Each strand begins with College and Career Readiness Anchor Standards, which correspond with the content standards . Just as pfmlures.com, the reading anchor standard that calls for grade-appropriate text complexity, is a kind of overarching principle for all of the reading standards, so pfmlures.com is for the writing standards.
to do was developed first and became the “anchor standards” in the final document. These standards The writing standards, for ) that was condemned by a vote of the Sen- Common Core State Standards: The Promise and the Peril in a National Palimpsest.
This site was created to collect articles about implementing the Common Core State Standards.

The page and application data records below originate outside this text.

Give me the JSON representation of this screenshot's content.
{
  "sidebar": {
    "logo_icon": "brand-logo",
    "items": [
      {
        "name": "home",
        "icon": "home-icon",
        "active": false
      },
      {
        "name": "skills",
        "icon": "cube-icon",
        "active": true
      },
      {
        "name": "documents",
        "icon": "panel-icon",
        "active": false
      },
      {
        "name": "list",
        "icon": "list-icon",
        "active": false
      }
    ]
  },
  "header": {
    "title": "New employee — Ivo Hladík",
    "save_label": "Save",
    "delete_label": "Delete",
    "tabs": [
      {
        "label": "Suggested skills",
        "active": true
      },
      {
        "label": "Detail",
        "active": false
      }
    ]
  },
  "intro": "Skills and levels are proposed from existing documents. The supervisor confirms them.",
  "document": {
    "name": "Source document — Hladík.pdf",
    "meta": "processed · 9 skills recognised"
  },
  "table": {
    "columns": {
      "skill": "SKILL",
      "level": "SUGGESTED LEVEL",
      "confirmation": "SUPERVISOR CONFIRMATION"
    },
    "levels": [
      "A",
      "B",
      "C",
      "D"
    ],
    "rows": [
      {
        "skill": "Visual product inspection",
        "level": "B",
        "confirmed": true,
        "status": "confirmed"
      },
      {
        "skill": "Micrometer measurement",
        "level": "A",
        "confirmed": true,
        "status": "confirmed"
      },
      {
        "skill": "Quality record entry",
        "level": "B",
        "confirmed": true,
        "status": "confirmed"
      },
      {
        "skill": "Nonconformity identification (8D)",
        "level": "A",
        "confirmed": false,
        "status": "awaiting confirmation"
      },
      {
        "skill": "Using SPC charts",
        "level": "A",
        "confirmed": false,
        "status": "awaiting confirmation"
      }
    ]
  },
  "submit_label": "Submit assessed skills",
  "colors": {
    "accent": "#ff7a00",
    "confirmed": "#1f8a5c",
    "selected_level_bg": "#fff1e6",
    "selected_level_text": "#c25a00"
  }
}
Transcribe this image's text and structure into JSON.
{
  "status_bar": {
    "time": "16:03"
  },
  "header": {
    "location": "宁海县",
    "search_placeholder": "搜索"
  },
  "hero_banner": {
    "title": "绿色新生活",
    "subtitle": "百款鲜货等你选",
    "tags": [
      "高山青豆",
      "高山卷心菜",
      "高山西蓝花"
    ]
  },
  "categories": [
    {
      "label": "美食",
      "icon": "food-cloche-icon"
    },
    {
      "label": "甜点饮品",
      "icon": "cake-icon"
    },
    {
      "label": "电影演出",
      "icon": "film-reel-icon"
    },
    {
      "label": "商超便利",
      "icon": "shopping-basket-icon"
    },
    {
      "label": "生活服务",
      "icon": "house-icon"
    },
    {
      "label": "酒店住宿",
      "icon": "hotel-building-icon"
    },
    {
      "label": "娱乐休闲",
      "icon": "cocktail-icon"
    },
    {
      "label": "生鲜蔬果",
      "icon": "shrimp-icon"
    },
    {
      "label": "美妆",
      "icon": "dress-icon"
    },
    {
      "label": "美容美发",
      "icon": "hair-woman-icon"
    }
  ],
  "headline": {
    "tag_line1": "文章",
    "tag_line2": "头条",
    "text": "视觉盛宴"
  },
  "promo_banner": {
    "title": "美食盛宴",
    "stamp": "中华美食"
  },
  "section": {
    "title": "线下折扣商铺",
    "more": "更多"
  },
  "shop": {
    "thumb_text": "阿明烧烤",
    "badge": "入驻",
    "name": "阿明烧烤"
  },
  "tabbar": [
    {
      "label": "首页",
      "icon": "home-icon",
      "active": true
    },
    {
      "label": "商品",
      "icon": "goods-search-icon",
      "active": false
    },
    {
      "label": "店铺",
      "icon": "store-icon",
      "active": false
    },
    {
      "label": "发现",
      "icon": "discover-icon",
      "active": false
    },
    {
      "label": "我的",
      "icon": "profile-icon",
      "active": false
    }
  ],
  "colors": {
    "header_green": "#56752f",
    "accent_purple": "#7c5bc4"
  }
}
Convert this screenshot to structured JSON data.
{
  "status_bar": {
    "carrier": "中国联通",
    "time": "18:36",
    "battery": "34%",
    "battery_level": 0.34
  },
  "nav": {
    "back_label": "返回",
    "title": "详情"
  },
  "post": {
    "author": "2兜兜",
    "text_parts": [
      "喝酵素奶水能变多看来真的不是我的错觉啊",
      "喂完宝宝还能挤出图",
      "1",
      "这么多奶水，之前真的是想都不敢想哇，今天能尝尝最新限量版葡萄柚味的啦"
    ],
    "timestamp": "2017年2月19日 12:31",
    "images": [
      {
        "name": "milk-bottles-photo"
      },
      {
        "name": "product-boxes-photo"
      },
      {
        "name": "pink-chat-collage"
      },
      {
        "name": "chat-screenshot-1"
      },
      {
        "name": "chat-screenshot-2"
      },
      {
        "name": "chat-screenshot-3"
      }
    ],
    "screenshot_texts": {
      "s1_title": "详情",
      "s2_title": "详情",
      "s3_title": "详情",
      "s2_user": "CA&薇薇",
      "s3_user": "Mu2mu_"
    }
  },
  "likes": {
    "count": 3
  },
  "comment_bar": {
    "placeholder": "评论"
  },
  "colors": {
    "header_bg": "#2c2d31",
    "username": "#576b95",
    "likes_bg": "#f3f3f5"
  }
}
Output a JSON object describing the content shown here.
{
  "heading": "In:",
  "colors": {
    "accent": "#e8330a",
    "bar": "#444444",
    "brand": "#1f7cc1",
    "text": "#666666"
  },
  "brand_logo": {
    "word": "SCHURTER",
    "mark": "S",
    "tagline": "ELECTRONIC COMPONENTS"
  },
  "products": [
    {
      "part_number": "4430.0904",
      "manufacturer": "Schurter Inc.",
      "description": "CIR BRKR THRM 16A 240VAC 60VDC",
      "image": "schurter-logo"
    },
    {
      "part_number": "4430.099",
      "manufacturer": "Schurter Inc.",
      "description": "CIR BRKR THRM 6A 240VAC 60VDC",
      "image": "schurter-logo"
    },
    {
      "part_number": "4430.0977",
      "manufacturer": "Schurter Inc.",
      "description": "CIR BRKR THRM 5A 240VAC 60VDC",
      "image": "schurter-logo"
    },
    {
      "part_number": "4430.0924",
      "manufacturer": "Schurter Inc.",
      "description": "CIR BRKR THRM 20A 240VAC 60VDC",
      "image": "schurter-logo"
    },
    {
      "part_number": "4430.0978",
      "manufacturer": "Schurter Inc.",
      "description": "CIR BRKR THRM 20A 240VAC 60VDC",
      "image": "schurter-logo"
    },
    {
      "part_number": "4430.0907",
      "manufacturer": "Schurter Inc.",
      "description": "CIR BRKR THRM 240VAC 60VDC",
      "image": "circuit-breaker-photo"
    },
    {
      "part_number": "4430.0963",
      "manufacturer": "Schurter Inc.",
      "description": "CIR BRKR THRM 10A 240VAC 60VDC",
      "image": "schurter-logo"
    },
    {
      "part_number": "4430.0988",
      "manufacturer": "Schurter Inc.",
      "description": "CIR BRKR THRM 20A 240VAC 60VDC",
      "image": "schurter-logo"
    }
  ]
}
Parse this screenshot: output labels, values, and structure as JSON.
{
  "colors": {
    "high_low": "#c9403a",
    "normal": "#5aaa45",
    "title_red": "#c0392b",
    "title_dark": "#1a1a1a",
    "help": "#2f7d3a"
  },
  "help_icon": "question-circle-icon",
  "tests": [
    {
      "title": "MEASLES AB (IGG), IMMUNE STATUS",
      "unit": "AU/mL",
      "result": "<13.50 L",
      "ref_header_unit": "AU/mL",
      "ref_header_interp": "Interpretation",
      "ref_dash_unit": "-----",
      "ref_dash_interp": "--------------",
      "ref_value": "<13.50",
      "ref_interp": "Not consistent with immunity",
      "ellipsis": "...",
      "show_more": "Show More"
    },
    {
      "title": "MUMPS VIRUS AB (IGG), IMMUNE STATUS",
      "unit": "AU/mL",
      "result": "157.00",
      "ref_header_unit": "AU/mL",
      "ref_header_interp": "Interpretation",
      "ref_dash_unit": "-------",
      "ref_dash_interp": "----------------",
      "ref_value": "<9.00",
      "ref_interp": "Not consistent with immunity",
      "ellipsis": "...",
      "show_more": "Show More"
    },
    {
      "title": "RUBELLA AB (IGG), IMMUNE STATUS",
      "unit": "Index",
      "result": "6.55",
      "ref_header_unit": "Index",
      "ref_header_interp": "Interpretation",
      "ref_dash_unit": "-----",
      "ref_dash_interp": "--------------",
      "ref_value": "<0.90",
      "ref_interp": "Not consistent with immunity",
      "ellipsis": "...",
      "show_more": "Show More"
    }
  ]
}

Although the grant funding for this site has expired, Kappan is continuing to maintain the site so educators have an easy way to access these valuable resources.
The most important Common Core standard is the first reading anchor standard that demands that students “determine what the text says explicitly” and “cite specific textual evidence when.